### Exercise requirements
Wherever "JSON" appears in a line of the records below, count that line, and report only the number.

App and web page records
***

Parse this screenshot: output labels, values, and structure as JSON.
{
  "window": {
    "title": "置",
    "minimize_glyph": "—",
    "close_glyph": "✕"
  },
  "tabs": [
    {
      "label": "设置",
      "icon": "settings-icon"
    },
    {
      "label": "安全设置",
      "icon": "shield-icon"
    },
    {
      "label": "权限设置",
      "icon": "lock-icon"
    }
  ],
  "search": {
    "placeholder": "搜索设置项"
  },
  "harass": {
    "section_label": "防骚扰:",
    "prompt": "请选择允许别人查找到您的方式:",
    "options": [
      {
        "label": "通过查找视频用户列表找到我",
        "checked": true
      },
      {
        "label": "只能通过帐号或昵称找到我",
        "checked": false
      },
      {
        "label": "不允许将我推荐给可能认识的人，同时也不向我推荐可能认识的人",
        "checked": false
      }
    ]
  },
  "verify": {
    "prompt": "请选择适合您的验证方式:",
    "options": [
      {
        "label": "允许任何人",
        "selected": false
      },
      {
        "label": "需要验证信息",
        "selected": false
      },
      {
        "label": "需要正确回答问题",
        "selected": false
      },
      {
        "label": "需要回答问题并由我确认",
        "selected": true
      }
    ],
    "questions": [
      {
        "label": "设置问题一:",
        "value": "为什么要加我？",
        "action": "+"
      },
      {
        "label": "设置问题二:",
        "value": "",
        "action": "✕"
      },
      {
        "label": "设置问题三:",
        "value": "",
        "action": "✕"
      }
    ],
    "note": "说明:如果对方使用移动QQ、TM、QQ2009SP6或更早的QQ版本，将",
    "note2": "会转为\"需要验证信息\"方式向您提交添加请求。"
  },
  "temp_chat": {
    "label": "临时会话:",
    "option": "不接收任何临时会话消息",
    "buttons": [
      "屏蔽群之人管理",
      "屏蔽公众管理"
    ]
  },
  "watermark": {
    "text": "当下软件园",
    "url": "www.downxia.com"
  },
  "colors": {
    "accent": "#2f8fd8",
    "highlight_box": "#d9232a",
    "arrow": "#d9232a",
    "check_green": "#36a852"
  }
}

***

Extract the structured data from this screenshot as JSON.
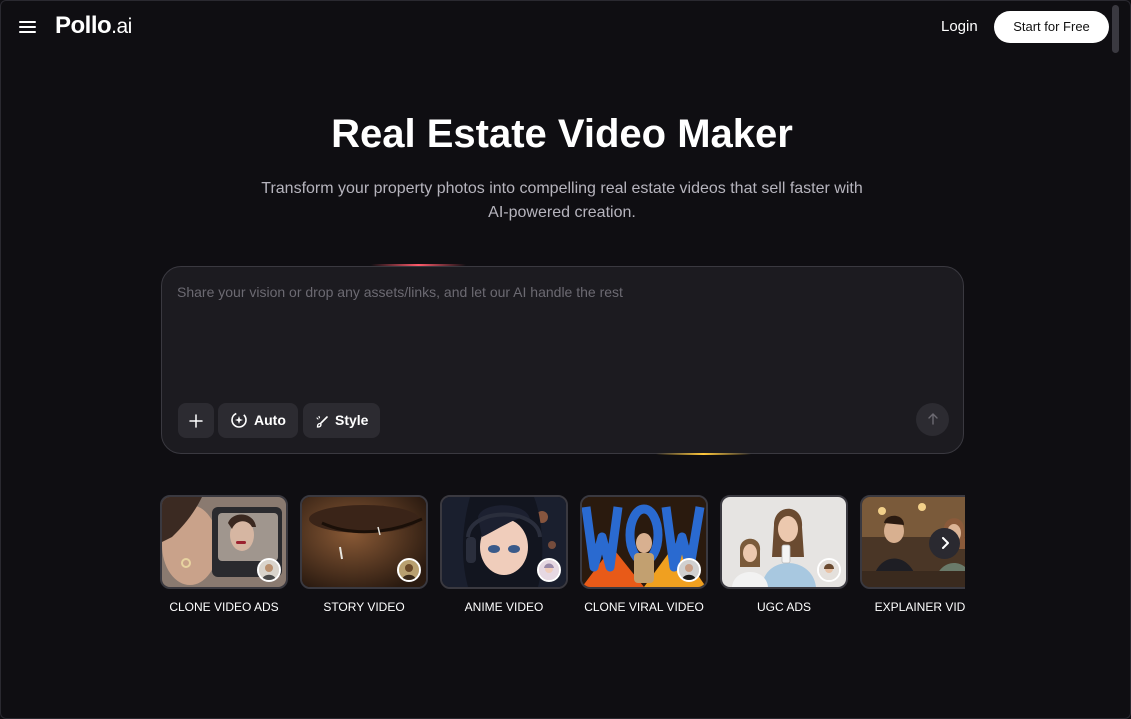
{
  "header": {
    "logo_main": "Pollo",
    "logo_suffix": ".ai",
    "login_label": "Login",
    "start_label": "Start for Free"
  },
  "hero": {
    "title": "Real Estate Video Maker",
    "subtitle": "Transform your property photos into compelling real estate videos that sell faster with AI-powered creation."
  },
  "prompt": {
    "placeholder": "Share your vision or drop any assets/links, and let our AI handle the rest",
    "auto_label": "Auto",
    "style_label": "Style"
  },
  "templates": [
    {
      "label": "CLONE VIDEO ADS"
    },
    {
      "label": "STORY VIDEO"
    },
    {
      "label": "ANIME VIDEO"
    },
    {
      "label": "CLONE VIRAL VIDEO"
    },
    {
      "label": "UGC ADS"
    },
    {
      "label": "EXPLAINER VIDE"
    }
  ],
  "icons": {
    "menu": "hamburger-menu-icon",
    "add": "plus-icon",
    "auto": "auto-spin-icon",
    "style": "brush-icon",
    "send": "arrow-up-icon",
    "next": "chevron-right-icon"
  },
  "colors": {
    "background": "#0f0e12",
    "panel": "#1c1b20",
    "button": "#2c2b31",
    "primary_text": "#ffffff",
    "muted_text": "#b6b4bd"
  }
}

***

### Response to this task
2